Kimberly Hively v. Ivy Tech Community CollegeThe ruling was issued in the case of Kimberly Hively v. Ivy Tech Community College. Ms. Hively, who is openly lesbian, was formerly a part-time professor at Ivy Tech*s South Bend campus. From 2009 * 2014, she applied for at least six full-time positions but was denied each time. Then, in 2014, her part-time contract was not renewed. Ms. Hively, on her own, filed a Charge of Discrimination with the Equal Employment Opportunity Commission, claiming that she had been discriminated against based on her sexual orientation in violation of Title VII. Thereafter, Ms. Hively, again on her own, filed a federal complaint in the Northern District of Indiana on her claims.
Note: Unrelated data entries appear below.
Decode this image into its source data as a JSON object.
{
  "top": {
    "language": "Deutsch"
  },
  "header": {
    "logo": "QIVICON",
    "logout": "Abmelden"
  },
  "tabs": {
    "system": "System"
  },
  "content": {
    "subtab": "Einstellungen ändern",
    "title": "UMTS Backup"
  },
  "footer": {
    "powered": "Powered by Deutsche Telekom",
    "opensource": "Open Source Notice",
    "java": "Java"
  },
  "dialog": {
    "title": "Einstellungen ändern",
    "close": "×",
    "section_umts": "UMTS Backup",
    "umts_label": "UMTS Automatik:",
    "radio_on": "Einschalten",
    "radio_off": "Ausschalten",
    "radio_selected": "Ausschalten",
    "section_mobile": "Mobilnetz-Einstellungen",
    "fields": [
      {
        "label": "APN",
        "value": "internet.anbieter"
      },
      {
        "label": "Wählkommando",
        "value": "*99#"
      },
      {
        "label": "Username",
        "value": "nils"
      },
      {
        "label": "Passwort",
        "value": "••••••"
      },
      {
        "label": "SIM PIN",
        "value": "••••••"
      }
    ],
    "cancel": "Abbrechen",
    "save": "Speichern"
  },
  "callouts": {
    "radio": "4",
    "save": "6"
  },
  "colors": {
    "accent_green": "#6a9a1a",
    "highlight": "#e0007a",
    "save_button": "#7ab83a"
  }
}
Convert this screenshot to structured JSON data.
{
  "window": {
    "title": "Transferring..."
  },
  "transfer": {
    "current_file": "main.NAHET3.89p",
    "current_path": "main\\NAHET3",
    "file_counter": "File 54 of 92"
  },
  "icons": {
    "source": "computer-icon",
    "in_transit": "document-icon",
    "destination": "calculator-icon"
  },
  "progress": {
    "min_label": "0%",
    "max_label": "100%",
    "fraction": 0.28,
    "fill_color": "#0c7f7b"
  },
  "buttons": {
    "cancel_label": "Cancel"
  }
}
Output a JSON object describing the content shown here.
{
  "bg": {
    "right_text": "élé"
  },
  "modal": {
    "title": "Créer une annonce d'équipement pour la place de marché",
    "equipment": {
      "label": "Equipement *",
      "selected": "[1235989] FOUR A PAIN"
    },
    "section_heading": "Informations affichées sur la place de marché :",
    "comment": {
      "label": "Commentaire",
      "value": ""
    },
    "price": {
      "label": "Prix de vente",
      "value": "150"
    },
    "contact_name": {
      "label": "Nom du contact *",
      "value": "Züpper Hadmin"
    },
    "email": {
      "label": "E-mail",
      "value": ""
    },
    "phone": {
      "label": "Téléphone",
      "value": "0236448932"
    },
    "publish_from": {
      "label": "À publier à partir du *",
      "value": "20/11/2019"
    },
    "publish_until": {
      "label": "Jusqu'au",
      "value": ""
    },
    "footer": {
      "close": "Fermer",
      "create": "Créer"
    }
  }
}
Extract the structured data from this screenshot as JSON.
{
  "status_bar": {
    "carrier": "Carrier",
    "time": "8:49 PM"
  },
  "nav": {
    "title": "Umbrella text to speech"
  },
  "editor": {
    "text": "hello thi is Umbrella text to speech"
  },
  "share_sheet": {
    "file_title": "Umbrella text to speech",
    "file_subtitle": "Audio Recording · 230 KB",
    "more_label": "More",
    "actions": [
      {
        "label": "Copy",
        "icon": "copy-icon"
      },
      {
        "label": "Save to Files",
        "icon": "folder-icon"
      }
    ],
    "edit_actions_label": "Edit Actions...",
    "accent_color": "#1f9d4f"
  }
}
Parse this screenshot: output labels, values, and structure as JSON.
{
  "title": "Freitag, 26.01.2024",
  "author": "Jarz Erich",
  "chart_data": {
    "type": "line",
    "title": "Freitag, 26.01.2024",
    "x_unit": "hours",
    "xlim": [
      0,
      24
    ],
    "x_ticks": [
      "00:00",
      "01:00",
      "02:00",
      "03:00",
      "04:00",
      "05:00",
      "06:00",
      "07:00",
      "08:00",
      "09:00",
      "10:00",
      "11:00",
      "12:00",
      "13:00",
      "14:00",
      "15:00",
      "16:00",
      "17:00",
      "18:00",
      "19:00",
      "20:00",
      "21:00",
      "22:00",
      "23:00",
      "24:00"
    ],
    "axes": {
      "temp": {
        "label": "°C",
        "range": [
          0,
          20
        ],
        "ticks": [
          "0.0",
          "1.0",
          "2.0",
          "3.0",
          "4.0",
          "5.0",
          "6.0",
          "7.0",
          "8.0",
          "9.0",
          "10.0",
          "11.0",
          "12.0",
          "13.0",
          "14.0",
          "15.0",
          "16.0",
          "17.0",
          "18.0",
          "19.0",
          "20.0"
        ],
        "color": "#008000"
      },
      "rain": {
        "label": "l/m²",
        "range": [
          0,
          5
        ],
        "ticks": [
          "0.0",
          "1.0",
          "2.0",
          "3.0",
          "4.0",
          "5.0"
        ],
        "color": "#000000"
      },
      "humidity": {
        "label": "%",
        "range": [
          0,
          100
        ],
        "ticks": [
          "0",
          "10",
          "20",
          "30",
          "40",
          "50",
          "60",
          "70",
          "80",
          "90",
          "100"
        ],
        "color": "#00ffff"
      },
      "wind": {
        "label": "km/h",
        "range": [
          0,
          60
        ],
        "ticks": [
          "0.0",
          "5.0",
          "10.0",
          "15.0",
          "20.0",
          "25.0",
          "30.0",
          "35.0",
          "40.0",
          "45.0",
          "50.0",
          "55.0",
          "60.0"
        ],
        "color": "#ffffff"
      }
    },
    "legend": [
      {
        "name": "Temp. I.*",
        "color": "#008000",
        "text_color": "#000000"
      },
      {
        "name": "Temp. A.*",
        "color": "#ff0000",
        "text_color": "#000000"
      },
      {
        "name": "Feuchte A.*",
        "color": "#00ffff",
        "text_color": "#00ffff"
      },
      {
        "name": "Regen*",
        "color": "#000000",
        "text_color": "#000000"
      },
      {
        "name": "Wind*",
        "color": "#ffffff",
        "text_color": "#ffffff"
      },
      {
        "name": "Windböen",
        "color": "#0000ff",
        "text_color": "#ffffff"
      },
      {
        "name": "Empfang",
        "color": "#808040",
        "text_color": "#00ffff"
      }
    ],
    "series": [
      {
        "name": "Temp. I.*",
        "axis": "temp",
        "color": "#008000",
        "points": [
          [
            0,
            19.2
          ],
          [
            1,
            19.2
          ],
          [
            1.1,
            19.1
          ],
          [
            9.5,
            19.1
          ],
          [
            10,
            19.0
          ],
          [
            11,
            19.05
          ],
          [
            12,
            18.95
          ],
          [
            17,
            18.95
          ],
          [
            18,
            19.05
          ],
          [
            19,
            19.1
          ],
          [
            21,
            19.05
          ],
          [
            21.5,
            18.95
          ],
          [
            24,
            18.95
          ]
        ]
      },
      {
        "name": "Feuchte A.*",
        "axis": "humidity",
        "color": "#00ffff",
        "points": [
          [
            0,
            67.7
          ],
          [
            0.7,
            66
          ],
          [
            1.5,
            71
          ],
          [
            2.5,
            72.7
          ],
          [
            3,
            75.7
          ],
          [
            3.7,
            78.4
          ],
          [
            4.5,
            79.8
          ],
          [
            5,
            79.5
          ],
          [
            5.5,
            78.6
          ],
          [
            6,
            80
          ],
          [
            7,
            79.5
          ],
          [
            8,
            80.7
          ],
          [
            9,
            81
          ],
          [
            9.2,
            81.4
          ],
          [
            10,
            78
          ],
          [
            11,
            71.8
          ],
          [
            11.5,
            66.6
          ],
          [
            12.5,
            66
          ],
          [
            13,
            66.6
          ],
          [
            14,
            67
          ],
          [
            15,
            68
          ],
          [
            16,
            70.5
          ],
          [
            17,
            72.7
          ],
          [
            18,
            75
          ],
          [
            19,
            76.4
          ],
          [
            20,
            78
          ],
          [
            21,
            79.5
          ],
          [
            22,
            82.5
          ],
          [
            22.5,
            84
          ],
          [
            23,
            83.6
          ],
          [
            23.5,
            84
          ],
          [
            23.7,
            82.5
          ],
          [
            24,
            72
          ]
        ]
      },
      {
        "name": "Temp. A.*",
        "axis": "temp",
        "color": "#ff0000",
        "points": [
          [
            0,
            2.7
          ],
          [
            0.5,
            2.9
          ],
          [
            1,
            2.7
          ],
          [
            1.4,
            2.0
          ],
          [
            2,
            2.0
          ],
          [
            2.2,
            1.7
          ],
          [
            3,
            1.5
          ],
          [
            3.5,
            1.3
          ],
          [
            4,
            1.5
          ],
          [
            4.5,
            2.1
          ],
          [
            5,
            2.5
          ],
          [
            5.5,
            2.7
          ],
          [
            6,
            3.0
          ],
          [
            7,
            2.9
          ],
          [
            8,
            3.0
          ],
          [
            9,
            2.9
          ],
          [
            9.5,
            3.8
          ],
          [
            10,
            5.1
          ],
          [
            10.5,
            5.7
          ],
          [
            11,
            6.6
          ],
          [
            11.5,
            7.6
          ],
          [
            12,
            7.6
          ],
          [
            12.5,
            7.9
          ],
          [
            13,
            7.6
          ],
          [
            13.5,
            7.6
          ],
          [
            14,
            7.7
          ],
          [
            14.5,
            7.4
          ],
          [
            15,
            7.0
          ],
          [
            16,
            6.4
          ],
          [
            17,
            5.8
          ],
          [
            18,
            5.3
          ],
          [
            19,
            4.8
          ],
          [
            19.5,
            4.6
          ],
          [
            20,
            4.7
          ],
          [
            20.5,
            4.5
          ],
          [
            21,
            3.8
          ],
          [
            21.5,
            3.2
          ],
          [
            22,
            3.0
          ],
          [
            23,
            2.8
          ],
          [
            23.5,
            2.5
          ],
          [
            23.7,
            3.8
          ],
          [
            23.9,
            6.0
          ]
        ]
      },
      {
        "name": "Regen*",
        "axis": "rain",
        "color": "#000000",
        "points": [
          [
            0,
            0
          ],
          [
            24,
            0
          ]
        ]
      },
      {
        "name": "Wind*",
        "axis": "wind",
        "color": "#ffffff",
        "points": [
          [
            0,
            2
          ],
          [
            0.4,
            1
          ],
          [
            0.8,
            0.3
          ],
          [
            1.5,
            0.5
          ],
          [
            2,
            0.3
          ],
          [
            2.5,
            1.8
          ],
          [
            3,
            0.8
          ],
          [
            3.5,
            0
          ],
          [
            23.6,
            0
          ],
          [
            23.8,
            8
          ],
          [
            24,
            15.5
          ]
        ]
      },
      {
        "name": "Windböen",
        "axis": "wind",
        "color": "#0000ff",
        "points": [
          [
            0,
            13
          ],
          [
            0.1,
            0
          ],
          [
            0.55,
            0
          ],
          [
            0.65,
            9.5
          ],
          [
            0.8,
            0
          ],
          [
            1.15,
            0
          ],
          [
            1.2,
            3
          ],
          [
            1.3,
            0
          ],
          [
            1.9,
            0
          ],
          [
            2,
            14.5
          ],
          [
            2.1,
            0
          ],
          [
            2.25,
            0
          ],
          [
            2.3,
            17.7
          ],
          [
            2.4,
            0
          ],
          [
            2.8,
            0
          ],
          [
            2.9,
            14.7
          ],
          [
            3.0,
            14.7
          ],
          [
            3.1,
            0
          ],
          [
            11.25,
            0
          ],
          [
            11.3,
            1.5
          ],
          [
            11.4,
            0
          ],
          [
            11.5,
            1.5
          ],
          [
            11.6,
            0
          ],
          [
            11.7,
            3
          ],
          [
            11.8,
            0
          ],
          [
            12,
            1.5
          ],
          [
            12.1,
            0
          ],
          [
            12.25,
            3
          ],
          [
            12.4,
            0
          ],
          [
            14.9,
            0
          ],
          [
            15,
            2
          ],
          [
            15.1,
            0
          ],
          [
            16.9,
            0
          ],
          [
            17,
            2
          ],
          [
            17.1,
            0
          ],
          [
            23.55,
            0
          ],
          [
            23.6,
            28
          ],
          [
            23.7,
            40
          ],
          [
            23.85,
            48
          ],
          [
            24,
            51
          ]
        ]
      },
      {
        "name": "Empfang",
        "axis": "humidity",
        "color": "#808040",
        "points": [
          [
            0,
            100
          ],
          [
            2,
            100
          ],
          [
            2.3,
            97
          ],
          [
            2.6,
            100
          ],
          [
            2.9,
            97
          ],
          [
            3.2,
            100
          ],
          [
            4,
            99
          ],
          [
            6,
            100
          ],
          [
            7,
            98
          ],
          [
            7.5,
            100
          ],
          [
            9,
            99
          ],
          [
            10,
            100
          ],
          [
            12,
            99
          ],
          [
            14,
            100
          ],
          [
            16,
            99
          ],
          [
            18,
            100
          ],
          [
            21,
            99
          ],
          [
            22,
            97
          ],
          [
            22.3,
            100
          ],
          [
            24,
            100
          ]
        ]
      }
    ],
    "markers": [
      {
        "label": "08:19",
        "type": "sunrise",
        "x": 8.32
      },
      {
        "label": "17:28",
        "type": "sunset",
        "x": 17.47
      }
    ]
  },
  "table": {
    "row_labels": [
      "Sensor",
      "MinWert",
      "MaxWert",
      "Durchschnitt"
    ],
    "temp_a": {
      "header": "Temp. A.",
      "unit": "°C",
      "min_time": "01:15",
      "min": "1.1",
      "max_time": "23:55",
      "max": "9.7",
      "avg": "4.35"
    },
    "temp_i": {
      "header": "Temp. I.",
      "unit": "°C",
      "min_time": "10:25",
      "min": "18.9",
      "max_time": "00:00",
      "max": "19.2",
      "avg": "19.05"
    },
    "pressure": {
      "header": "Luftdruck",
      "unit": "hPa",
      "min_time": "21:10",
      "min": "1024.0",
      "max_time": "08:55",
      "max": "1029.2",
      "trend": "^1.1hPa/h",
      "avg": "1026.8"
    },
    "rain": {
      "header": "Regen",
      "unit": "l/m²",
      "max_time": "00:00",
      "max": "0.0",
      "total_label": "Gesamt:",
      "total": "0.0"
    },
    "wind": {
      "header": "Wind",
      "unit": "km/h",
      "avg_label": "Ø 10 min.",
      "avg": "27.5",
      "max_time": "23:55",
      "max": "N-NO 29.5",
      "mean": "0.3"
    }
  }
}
Ivy Tech moved the Court to dismiss Ms. Hively*s claim for the reason that Title VII prohibited only discrimination on the basis of a person*s *sex,* not on the basis of their *sexual orientation.* The Court dismissed her claim. However, with the help of her attorneys through the Lambda Legal Defense & Education Fund, Ms. Hively appealed her case to the Seventh Circuit Court of Appeals, which presides over the federal courts of Indiana, Illinois, and Wisconsin. Again, Ms. Hively*s claim was denied by a three-judge panel of the Court. However, in a rare occurrence, Ms. Hively was granted an en banc hearing, meaning all eleven of the judges heard her argument, and the Court ultimately concluded *that discrimination on the basis of sexual orientation is a form of sex discrimination.*
Title VII of the Civil Rights Act of 1964Title VII of the Civil Rights Act of 1964 prohibits workplace discrimination on the basis of race, color, religion, sex, and national origin. Prior to this ruling, the vast majority of Americans wrongly believed that it was illegal for employers to fire their employees for being gay. However, Congress has never passed a law clarifying whether sexual orientation is protected by Title VII; the United States Supreme Court has never weighed in on the subject directly; and, as a result, the courts over the years have ruled that discrimination on the basis of sexual orientation did not constitute sex discrimination.
The Supreme Court has issued decisions over the years that provided the Seventh Circuit with guidance on the subject. For instance, in Price Waterhouse v. Hopkins, the Court held that discriminating against employees for failure to conform to gender stereotypes constitutes sex discrimination; and the Court clarified in Oncale v. Sundowner Offshore Servs., Inc. that it made no difference if the sex of a harasser was (or was not) the same sex of the victim of sexual harassment. In addition, the courts have acknowledged that employees can raise discrimination claims based on their association with a member of a protected class. This began with the famous case, Loving v. Virginia (depicted last year in the movie *Loving*), in which the Supreme Court ruled that laws prohibiting interracial marriage were unconstitutional. This eventually led courts, such as the Second Circuit in Holcomb v. Iona College, to conclude that terminating an employee based on an interracial relationship constituted illegal race discrimination. However, the courts had not applied this same type of associational analysis to sexual orientation claims. As a result, there has been much confusion and litigation concerning whether or not sexual orientation discrimination, by definition, is sex discrimination . . . until now.
Hively gets her day in courtMs. Hively will now have the opportunity to prove in a court of law that she was fired due to her sexual orientation, but, regardless of the outcome of her case, she has already won. The Seventh Circuit*s ruling provides her, and others like her, protection under the law to be free from workplace discrimination based on sexual orientation.